**Task to complete:** Search the records for the word "germany" and copy each line in which it appears.

(Collection entries)
┌──
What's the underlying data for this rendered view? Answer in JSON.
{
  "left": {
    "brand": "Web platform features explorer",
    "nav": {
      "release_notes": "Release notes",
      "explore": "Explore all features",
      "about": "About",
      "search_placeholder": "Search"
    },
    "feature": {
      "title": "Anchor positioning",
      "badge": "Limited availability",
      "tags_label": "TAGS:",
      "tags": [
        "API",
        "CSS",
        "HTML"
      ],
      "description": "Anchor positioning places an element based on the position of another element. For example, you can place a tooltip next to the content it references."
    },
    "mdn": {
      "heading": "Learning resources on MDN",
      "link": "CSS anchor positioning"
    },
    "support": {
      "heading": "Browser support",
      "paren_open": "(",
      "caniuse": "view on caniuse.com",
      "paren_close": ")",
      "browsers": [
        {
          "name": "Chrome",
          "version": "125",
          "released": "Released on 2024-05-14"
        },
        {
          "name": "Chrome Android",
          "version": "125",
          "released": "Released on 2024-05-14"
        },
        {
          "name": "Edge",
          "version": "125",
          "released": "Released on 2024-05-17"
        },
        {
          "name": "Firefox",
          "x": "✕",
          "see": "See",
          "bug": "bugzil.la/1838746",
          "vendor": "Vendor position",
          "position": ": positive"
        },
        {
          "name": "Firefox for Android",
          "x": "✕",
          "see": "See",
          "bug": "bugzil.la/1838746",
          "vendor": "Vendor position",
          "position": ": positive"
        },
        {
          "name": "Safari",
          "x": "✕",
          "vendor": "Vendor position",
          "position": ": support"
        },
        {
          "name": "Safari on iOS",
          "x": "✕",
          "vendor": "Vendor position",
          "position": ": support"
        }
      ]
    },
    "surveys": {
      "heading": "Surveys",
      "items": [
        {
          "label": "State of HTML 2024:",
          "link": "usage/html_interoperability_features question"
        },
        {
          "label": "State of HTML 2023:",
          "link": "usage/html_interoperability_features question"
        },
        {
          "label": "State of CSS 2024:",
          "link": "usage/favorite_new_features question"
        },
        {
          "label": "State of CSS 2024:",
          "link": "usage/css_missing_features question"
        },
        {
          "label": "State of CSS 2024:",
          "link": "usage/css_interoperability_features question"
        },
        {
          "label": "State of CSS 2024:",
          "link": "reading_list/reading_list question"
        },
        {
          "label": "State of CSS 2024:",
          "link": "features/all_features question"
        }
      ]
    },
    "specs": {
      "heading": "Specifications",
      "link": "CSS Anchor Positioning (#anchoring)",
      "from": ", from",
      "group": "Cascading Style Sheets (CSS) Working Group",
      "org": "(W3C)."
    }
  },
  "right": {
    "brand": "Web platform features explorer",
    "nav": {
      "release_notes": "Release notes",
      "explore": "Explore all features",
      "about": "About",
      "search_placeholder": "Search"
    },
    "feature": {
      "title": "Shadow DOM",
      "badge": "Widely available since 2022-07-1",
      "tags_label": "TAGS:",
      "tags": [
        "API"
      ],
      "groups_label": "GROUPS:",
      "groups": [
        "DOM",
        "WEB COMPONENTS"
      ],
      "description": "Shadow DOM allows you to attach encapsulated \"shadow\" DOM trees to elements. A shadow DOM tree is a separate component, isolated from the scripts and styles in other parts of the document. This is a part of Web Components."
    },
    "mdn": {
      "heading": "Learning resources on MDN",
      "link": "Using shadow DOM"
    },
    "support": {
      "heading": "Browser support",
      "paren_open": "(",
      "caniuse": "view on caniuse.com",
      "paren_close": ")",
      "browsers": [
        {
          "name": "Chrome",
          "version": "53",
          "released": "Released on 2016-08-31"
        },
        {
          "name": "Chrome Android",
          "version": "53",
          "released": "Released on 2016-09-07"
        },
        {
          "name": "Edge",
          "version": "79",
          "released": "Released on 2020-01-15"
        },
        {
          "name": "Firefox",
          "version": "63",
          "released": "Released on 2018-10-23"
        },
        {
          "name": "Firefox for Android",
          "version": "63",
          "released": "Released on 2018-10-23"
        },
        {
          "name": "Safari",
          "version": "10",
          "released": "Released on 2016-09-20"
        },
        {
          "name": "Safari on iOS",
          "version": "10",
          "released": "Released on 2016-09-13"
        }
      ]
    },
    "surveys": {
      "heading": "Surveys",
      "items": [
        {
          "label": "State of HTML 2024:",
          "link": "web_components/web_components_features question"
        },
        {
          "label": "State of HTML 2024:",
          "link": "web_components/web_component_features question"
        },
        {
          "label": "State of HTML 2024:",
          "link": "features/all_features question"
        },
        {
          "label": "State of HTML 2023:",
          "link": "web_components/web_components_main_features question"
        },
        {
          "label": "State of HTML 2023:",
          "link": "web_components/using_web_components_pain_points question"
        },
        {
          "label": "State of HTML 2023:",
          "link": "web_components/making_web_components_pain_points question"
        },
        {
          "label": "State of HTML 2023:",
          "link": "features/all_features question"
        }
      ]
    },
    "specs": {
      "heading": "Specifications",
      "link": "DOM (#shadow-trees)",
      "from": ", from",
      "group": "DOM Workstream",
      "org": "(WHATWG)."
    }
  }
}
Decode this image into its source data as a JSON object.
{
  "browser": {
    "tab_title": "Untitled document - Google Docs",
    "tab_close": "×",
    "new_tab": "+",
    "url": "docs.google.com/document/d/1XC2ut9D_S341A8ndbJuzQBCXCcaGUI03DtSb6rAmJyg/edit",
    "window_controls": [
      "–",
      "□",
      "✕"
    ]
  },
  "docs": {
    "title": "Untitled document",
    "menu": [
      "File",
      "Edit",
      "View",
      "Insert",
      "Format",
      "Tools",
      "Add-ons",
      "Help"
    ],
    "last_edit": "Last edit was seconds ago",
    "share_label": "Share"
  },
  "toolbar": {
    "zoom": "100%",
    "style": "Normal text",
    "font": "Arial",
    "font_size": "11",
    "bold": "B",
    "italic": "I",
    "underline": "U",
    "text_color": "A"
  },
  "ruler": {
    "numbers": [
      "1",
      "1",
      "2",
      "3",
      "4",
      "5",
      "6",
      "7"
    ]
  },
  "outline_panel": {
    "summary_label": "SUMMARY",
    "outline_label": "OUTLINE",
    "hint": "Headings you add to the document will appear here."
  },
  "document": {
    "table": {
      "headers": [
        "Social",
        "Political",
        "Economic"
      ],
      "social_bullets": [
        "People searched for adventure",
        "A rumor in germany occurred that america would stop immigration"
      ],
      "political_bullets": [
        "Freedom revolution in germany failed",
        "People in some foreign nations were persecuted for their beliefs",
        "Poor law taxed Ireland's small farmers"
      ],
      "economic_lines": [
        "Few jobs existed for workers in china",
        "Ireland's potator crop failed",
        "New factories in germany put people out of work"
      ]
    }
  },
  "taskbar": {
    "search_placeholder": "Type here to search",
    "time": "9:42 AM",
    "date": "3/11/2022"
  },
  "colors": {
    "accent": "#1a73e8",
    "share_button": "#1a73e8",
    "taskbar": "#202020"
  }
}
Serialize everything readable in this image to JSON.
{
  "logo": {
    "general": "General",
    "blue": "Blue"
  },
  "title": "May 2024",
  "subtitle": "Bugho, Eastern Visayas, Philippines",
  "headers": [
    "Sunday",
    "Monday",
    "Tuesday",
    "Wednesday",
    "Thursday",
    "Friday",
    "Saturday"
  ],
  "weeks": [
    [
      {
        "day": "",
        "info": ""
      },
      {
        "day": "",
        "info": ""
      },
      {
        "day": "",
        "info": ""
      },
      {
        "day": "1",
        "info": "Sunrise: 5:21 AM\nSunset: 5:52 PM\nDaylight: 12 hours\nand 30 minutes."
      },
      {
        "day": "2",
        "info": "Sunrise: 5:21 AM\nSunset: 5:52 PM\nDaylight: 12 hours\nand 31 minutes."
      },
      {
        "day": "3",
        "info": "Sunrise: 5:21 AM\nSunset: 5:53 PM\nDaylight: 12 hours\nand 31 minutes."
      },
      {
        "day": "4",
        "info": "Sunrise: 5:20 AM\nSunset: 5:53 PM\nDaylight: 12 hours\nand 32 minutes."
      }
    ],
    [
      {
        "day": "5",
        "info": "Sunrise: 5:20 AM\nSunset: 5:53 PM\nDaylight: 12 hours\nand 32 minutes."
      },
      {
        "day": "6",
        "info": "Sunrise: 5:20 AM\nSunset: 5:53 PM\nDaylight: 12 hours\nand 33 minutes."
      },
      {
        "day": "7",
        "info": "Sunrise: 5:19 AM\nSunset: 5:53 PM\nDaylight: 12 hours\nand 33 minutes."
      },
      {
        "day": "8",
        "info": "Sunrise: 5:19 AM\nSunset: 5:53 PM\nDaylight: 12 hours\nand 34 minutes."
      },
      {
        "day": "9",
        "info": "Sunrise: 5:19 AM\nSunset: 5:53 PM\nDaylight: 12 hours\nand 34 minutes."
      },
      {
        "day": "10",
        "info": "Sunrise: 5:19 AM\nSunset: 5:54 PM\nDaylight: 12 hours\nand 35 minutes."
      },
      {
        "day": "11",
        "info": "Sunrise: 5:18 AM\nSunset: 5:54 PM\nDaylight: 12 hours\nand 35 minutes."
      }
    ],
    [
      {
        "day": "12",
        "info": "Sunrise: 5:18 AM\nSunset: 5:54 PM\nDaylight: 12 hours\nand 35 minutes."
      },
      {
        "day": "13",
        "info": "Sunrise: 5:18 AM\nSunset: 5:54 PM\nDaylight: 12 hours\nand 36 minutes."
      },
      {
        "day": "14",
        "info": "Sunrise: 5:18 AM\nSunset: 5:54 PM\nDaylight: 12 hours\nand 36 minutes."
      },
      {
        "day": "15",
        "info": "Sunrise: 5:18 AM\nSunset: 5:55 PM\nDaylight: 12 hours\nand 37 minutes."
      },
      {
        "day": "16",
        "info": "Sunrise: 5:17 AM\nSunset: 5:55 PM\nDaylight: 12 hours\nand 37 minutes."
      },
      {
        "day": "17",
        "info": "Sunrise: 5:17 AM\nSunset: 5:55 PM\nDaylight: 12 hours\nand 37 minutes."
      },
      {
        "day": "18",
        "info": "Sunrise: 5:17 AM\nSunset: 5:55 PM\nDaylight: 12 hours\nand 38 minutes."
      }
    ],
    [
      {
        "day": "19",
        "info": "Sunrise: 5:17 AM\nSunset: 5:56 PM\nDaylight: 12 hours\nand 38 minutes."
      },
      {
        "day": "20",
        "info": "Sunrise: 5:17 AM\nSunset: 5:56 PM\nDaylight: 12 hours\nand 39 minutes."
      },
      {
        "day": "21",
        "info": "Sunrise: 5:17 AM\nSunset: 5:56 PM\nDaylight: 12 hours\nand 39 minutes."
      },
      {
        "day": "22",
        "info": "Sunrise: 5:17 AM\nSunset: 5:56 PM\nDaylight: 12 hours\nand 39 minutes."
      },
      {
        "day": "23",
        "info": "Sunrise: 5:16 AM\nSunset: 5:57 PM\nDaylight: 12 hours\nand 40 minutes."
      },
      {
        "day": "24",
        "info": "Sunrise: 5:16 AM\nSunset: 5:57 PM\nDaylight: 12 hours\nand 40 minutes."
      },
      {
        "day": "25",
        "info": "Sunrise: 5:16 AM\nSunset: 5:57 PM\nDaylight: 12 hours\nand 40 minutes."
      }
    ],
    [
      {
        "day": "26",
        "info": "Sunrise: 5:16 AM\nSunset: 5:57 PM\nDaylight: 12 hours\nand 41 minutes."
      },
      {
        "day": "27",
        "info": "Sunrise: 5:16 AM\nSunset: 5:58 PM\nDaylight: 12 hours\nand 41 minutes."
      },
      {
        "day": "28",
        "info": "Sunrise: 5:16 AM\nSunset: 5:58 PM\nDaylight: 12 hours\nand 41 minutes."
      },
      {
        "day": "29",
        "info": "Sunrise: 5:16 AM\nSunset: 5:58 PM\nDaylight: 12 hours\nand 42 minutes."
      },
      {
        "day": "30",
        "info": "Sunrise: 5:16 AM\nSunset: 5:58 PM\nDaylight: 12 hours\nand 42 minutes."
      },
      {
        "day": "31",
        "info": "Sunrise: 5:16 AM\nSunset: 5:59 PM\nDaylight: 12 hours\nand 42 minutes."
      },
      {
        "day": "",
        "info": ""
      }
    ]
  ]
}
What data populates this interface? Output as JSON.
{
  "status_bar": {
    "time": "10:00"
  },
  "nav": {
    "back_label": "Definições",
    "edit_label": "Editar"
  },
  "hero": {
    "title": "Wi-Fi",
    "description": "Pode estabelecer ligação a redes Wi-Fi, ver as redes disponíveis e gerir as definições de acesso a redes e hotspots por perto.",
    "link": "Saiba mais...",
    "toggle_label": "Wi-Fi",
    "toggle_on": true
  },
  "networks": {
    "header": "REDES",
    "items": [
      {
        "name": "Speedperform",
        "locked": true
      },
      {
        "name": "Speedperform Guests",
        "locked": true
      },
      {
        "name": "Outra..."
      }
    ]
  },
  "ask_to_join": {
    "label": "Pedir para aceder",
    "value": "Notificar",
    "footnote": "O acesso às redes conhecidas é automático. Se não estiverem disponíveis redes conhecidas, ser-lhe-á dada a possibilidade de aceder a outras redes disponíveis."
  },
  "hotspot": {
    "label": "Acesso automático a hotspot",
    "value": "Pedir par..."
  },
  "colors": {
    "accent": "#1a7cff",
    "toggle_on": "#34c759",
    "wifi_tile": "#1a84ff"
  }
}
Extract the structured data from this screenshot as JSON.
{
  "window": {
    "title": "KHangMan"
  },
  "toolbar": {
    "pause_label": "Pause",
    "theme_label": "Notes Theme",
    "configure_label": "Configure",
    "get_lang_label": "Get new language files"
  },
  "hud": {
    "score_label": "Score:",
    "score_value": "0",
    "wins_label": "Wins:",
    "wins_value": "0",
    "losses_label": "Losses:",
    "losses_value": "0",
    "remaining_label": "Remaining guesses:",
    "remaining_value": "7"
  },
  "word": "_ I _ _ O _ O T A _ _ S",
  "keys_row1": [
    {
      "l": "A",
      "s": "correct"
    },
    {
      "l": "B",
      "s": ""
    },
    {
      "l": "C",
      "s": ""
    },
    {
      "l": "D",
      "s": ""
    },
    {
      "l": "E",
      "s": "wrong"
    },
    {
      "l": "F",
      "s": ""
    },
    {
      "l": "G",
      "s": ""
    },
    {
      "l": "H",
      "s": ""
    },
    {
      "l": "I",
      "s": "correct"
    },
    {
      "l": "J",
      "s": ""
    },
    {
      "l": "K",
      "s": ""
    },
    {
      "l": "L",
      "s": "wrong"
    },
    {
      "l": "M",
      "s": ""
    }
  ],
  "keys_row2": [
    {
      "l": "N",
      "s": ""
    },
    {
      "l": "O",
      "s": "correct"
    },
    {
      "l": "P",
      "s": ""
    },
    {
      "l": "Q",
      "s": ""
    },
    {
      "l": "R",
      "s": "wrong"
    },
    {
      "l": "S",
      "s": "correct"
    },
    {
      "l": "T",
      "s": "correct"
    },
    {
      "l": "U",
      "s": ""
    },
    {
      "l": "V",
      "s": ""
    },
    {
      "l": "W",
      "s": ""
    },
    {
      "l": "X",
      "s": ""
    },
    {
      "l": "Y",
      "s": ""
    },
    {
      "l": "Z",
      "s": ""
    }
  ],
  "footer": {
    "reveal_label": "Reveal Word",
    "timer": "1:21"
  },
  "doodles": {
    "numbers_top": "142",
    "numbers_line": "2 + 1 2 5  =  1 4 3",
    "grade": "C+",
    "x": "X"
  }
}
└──
**Task result:**
        "A rumor in germany occurred that america would stop immigration"
        "Freedom revolution in germany failed",
        "New factories in germany put people out of work"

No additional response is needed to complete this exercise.